Young Adolph by Beryl Bainbridge

An imaginary story in which the the twenty-three year old Adolph Hitler comes to stay with his half-brother Alois in Liverpool.  Hitler comes across as a paranoid tramp-like figure (one of the the reviewers uses the term 'Chaplinesque' which is nicely ironic).  The level of the story is signalled when Alois' wife decides to make Adolph a replacement for his tattered shirt, but the only material available is brown linen...  There are several other similar 'forward' reference to look out for. 

An amusing read and a good antidote to all those self-important door-stopping biographies of Hitler that fill the history shelves of bookshops.

(A search on Google suggests that this story might actually have some basis in fact.  There certainly does seem to be a tradition in Liverpool that Hitler's brother lived there for a while.  However, as all the internet accounts post-date Bainbridge's 1978 story, I suppose that it is possible that the former were all derived from the latter by a process of chinese whispers.)


Invariants should be Unadorned

Properties that always hold, ie: invariants, should not have to be indicated by special notations.  They should be unadorned.  Special notations should only be used to indicate when a property does not always hold.

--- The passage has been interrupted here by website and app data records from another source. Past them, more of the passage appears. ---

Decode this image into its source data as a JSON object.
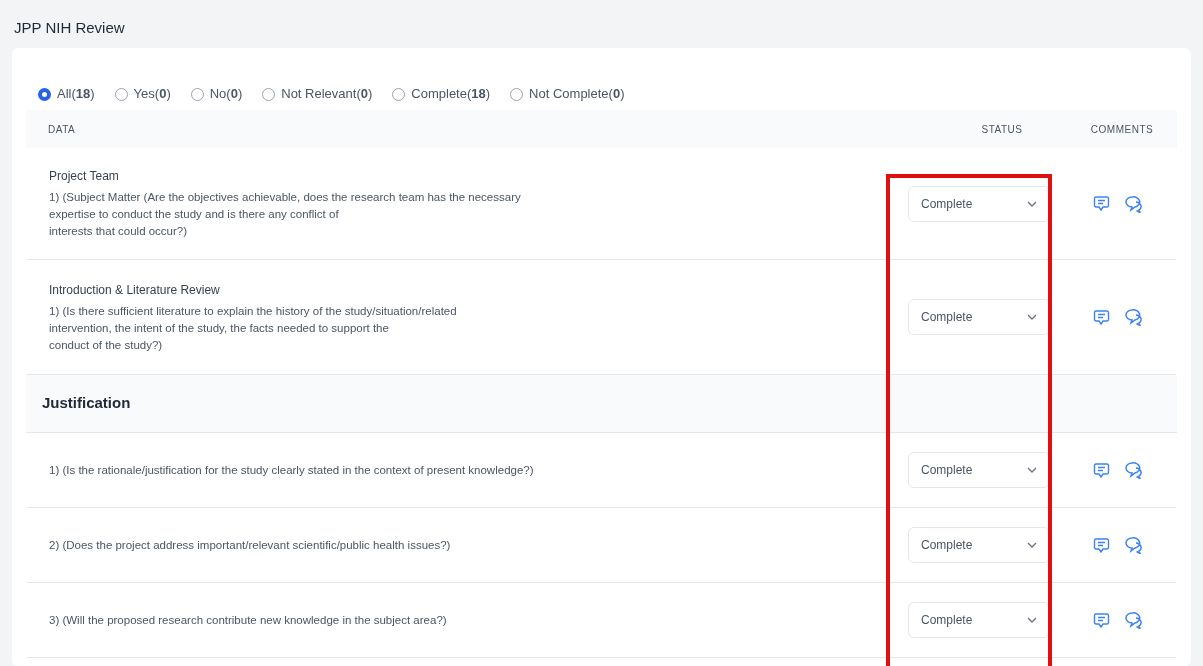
{
  "page_title": "JPP NIH Review",
  "filters": [
    {
      "label": "All(**18**)",
      "selected": true
    },
    {
      "label": "Yes(**0**)",
      "selected": false
    },
    {
      "label": "No(**0**)",
      "selected": false
    },
    {
      "label": "Not Relevant(**0**)",
      "selected": false
    },
    {
      "label": "Complete(**18**)",
      "selected": false
    },
    {
      "label": "Not Complete(**0**)",
      "selected": false
    }
  ],
  "columns": [
    "DATA",
    "STATUS",
    "COMMENTS"
  ],
  "status_column_highlighted": true,
  "rows": [
    {
      "kind": "question",
      "title": "Project Team",
      "text": "1) (Subject Matter (Are the objectives achievable, does the research team has the necessary\nexpertise to conduct the study and is there any conflict of\ninterests that could occur?)",
      "status": "Complete"
    },
    {
      "kind": "question",
      "title": "Introduction & Literature Review",
      "text": "1) (Is there sufficient literature to explain the history of the study/situation/related\nintervention, the intent of the study, the facts needed to support the\nconduct of the study?)",
      "status": "Complete"
    },
    {
      "kind": "section",
      "title": "Justification"
    },
    {
      "kind": "question",
      "text": "1) (Is the rationale/justification for the study clearly stated in the context of present knowledge?)",
      "status": "Complete"
    },
    {
      "kind": "question",
      "text": "2) (Does the project address important/relevant scientific/public health issues?)",
      "status": "Complete"
    },
    {
      "kind": "question",
      "text": "3) (Will the proposed research contribute new knowledge in the subject area?)",
      "status": "Complete"
    }
  ]
}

Lamport's Temporal Logic of Actions violates this principle in that a predicate P holds only in the initial state, and if you want to indicate that it always holds the you have to put a box symbol in front of it:


Similarly, in Daniel Jackson's Micromodularity Mechanism you have to use the keyword 'fact' to indicate that a predicate is invariant.

It seems obvious and natural to me that if a predicate P does not always hold then this should be indicated by an implication Q->P where Q is the condition under which P does hold. 


The Periodic Table by Primo Levi

The Periodic Table is a collection of short stories, some autobiographical, some not, each one associated in some way with a different chemical element.  You might think that this would appear contrived, but it doesn't because Primo Levi weaves most of the stories around his day-to-day life as an industrial chemist in Italy before, during, and after the Second World War.  The impact of Fascism runs as a theme through many of the stories, although only one is directly about Levi's experiences in Auschwitz.  The translation from the Italian by Raymond Rosenthal is smooth and unobtrusive.  The stories are varied and stimulating and I found I could read three or four of them at a sitting without my interest flagging.

Should students of chemistry read this book?  Well, yes, I think they should, but not for the little bit of chemistry they might pick up from it, but because it is a good read and it is part of the cultural heritage of their subject (in the same way that The Double Helix by James Watson is for molecular biology).


Specifications are for Reasoning From

We write specifications of systems in order to be able to reason about those systems.  This reasoning can be formal or informal. It can take the form of proving properties, deriving properties or refining the specification to code.  The purpose of specifications is to allow this reasoning to take place, ie: specifications are for reasoning from.  Looking at specification this way leads me to make the following suggestions:

  • Specifications should be written in a way that makes reasoning easy.  A way to do this is to write them as conjunctions of ready-to-use proof steps, with the pre-conditions and variables of each step clearly visible.
  • Conciseness is not necessarily important in specifications.  Not including irrelevant material is important, as is clearly laying out the relevant material, but using abstruse theories to make the specification as short as possible is not.
  • Graphical notations that have not been designed with reasoning in mind should be avoided.  Just because a notation is graphical does not mean that it makes reasoning easy.